Steven Miller on Nancy Borlase

Part of a series of new perspectives on portraiture commissioned for Archie Plus

Nancy Borlase

Fred Usher and Self portrait

Fred Usher 1943
oil on hardboard
Gift of Michael Gleeson-White 1988
© Nancy Borlase Estate

Self portrait 1943
oil on hardboard
Purchased 1986
© Nancy Borlase Estate

‘I’ve had the shakes since childhood’, Nancy Borlase joked as she carried a tinkling tray of teacups into her sitting room. I looked forward to this ritual of afternoon tea with home-made biscuits after each of the oral histories I made with her for the Gallery.

‘I’m now 90, but I survived the great Napier earthquake of 1931. That’s what the critics don’t understand when they say my line is nervous.’ She said this with a twinkle in her beautiful blue eyes. Her Self portrait of 1943 doesn’t do them justice. But the strength and intelligence are there.

She was 22 when she arrived in Australia, initially to study sculpture in Sydney. A sculptor’s sensibility is evident in the chiselled features and weightiness of these two portraits.

Pacifist Fred Usher, a local from Balmain, was a regular at her home for Trotskyite meetings when he was conscripted into the Civil Construction Corps. His ill-fitting uniform seems to billow into a grotesque, mocking face, hinting at emotions rippling below his own contained gaze. For me, this portrait is a true marker of the national mood at a time when Australians were exhausted by warfare. It suggests that, along with resilience, there was also reflection, uncertainty and fear.

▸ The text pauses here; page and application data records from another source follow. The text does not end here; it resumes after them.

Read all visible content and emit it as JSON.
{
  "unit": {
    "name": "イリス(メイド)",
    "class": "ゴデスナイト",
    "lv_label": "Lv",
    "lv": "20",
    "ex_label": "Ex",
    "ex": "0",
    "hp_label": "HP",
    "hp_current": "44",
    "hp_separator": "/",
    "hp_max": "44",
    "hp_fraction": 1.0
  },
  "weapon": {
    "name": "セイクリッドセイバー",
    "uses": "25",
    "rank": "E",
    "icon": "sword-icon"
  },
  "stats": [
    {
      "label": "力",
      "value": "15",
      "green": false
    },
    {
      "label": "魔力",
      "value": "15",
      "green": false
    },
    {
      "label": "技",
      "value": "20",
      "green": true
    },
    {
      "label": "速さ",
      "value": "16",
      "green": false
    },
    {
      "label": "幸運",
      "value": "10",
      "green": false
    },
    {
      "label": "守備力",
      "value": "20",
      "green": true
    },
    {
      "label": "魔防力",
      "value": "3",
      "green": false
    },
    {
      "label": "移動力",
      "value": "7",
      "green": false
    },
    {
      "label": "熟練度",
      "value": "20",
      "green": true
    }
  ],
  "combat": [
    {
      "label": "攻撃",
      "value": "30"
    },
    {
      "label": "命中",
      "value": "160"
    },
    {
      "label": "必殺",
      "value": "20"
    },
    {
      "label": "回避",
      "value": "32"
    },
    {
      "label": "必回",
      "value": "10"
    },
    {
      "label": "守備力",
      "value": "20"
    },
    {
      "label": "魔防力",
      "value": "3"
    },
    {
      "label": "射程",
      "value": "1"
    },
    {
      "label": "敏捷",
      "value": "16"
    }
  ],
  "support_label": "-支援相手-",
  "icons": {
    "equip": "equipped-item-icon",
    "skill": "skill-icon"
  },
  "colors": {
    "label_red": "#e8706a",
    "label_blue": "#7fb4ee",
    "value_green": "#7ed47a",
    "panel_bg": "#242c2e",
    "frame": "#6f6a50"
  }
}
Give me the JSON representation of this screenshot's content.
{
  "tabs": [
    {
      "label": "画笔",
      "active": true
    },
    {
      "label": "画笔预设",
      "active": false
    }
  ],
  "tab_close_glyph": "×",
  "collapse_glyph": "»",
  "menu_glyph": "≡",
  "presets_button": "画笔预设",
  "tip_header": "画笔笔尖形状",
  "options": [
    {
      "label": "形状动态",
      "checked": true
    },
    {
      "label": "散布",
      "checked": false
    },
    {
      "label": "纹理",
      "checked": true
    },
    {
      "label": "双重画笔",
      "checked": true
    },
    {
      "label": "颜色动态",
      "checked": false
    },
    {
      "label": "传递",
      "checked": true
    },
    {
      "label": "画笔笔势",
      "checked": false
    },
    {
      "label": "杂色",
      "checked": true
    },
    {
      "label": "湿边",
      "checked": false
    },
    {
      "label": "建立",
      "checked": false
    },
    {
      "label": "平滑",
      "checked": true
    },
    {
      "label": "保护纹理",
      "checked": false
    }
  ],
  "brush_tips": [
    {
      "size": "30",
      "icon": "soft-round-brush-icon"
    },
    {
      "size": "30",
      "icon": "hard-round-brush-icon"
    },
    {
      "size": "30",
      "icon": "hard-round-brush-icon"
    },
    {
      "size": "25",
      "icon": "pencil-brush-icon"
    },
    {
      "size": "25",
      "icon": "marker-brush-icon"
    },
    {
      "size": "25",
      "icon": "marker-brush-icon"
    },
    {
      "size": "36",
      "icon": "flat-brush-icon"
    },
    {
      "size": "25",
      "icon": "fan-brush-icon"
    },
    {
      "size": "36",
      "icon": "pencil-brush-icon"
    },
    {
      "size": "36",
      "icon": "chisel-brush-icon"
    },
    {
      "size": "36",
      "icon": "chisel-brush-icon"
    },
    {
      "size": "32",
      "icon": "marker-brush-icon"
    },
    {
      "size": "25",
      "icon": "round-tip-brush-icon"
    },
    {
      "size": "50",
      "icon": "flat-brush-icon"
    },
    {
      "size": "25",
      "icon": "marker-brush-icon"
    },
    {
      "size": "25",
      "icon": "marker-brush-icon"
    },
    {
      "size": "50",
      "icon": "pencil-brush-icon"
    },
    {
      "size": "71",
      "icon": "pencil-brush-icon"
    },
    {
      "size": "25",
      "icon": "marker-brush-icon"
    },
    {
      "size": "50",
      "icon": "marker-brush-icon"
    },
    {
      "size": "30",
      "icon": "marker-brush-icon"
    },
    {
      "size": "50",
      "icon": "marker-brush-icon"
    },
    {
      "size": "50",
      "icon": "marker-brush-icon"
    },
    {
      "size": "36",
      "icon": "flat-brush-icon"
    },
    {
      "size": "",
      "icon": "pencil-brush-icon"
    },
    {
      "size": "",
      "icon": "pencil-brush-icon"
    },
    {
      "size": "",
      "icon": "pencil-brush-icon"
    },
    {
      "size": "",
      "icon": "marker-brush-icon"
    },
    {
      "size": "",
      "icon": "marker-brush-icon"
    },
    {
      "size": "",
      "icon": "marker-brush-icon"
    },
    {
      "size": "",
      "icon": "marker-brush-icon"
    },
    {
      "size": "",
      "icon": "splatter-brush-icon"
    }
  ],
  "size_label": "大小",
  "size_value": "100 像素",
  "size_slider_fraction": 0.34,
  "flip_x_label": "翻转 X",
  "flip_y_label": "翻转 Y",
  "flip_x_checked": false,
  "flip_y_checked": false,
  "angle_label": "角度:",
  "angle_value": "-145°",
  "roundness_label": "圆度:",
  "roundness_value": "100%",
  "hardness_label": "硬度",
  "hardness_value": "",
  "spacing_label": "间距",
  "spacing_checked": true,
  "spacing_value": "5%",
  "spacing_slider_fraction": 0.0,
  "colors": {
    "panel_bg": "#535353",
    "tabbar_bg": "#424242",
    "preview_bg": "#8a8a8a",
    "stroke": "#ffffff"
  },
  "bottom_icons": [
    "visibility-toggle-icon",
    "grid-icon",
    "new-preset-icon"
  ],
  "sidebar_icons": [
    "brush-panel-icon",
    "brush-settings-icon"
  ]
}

Steven Miller of @dogsinozart Instagram fame (and head of the National Art Archive)

View these works and more as part of the Gallery’s collection online